Deep below Wellspring, however, trouble’s afoot. The Ghost bandit clan is poisoning the town’s water supply – and as a stranger from the plains it’s down to you to deal with them. As soon as you enter the pumping station environs Rage becomes recognizable as, to borrow a phrase from Mark Kermode “un game de id”. There’s just something in the shape of the guns, the weight you see in enemies, the ripples of their flesh and the design of the levels that just rings true.

This doesn’t mean that things haven’t moved on from Doom 3. The Ghosts vault, somersault and careen over the scenery like muscled dervishes – they’re utterly beautiful to watch, yet fatal if you continue to do so. Flames and explosions are genuinely jaw-dropping in the way they light up the screen. And every bandit clan has its own behavior patterns, graffiti and identity – where Ghosts are melee-focused and remarkably nimble in their ceiling-slides and leaps from pole to pole, The Wasted (think Skinheads) is more into traditional run-and-gun firepower – and lots of it.

Your arsenal also goes far beyond the traditional one-note boomstick. The Ghosts may move around the scenery in the manner of Splicers, but they can be dispatched in a BioShock manner as well. Among the various different types of ammo your silent crossbow can be armed with are electro-bolts which can fry groups of badness foolishly standing in water. The pistol, too, has explosive rounds that are entirely pleasant to connect with a bandit ruffian’s head. On top of these you’ll have your trusty wingstick – a multi-bladed boomerang that can be hurled with your free hand and take off a grunt’s head before he’s seen the whites of your eyes.

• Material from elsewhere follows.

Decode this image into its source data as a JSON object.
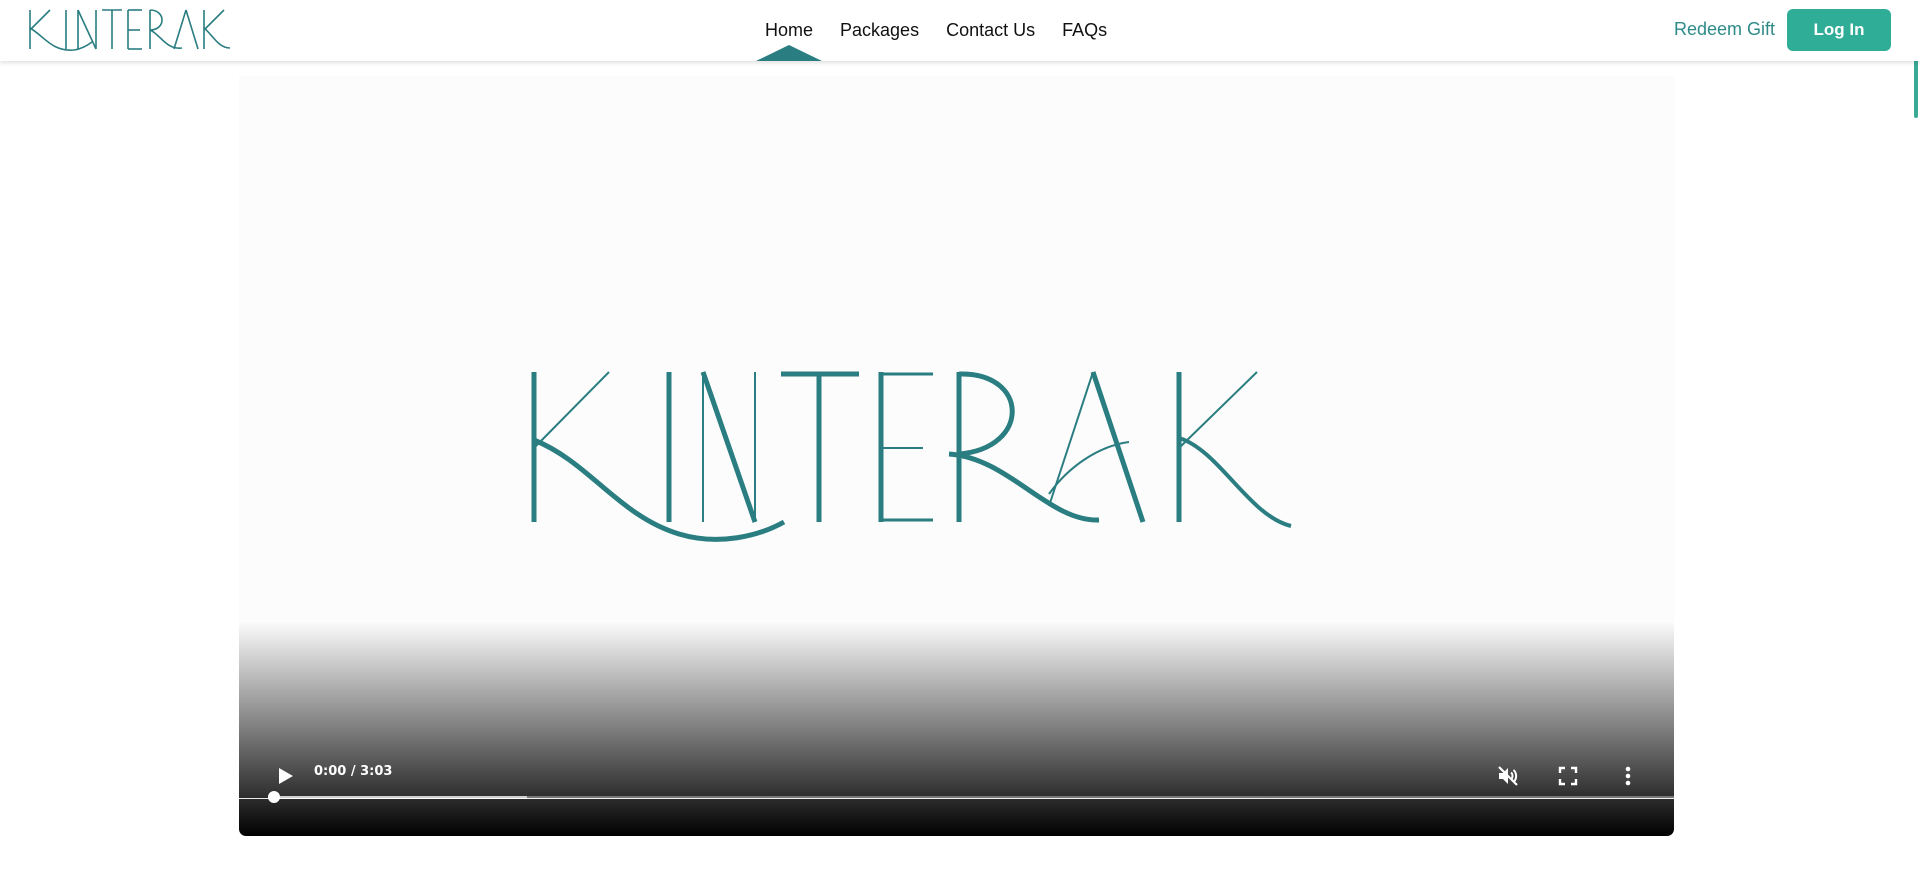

None of this is fresh and original, but in terms of constituent parts coming together to provide a solid gameplay experience id appears to be onto a winner. Indeed, what with the huge range of engineered concoctions that you can scavenge and take into battle as well it’s clear that those put off by Doom 3’s basic combat from all those years ago are being aggressively wooed back into the fold.

In fact, when viewed in contrast to id’s much bemoaned Mars Hell-leak, Rage is fascinating as the polar opposite of id’s previous wares. Where Doom 3 was tight and confined, Rage is open and sprawling. Where Doom 3 was dark, Rage is bright and primary-colored. Where once Doom-guy was po-faced and serious, the world of Rage-bloke is very silly indeed. In all likelihood, Rage will fare well in the stormy waters of modern gaming.

While it won’t redefine the FPS genre as id games once did, it appears to be engaging and enjoyable new terrain for a more refined brand of frags, head-slices and gibbing. Unless, of course, we’re all fed up with apocalyptic wastelands by next year. Which, frankly, is unlikely.

Jul 14, 2010